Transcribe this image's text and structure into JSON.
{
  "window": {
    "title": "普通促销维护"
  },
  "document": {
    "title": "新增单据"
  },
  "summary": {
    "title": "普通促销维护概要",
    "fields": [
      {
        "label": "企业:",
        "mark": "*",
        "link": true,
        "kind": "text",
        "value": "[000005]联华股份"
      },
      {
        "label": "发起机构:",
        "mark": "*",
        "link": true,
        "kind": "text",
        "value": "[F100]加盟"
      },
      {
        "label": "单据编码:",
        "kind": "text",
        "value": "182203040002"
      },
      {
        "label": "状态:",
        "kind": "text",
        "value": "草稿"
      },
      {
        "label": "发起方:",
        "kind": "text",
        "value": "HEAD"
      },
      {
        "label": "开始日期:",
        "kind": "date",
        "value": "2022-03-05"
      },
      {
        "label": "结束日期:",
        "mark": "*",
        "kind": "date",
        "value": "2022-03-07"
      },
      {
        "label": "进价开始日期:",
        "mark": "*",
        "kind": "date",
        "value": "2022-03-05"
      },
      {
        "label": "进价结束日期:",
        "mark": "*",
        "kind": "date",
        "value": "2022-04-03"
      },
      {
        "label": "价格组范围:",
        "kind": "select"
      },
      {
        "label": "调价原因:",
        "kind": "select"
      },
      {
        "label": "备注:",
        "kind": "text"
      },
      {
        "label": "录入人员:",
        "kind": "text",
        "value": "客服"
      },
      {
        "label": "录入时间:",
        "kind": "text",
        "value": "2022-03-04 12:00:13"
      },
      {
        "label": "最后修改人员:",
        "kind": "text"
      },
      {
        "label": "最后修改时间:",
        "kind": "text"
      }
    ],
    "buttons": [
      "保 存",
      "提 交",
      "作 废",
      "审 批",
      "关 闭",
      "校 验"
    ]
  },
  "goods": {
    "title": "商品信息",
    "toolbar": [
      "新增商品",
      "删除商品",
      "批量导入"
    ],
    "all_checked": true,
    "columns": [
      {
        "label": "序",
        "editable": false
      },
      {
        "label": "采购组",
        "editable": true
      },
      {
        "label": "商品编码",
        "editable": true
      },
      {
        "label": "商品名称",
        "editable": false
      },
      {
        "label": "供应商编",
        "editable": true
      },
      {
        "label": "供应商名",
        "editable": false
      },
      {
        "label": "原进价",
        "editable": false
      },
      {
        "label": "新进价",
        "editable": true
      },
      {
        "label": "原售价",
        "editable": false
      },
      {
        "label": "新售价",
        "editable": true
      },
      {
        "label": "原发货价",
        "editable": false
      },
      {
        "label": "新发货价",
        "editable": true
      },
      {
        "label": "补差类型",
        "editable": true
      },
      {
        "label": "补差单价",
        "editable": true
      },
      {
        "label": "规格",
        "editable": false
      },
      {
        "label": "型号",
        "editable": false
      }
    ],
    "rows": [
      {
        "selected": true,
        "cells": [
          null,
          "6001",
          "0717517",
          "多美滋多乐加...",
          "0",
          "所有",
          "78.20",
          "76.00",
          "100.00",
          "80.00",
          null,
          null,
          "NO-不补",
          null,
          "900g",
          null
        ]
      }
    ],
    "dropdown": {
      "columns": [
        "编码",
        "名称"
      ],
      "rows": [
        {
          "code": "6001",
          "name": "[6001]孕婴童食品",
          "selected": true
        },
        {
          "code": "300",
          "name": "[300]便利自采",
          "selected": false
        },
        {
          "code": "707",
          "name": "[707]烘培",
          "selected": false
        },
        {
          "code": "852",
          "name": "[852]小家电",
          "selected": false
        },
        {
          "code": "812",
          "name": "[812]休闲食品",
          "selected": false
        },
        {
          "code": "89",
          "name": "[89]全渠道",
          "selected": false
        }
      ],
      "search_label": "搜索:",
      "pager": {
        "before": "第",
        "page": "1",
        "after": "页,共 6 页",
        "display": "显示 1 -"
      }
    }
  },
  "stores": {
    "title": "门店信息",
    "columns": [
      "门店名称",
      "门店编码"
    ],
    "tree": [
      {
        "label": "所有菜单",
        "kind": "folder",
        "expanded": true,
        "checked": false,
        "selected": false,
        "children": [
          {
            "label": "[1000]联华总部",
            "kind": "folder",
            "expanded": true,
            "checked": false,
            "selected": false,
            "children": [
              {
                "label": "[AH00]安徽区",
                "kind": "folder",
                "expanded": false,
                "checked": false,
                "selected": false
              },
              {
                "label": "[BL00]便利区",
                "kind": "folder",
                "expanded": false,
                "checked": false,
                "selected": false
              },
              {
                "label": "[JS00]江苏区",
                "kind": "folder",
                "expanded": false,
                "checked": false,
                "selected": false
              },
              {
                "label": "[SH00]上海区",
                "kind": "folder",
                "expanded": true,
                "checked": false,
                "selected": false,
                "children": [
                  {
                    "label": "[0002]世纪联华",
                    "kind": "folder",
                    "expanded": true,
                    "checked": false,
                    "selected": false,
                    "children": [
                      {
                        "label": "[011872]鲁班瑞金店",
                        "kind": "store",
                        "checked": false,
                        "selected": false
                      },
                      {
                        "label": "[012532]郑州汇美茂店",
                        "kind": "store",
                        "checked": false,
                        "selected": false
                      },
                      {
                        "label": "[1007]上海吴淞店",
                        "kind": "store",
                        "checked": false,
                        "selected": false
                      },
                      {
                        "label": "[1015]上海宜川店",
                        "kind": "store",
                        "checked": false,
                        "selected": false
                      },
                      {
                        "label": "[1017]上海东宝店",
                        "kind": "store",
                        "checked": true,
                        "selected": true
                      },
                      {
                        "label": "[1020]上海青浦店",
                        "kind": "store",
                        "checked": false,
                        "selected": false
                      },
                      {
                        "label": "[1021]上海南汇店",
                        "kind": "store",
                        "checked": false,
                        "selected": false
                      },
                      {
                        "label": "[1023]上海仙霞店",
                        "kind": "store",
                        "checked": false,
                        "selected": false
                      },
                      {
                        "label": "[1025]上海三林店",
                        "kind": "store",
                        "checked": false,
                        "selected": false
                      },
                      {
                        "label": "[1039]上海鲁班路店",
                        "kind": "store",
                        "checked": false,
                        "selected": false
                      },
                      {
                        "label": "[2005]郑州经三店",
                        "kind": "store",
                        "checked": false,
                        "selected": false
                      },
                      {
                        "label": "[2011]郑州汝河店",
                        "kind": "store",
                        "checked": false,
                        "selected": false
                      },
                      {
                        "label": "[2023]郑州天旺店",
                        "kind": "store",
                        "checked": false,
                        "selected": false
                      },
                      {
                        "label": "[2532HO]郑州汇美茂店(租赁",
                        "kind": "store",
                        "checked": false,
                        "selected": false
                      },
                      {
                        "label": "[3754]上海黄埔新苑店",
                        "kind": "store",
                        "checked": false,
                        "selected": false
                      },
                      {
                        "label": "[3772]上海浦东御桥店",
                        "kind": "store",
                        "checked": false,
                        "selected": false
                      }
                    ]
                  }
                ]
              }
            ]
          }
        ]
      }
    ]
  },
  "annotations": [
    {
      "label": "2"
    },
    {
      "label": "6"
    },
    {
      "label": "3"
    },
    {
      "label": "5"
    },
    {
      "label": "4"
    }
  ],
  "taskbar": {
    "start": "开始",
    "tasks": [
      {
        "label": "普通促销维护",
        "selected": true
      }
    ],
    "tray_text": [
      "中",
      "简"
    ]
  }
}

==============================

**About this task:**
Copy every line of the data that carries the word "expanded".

**Output for this task:**
        "expanded": true,
            "expanded": true,
                "expanded": false,
                "expanded": false,
                "expanded": false,
                "expanded": true,
                    "expanded": true,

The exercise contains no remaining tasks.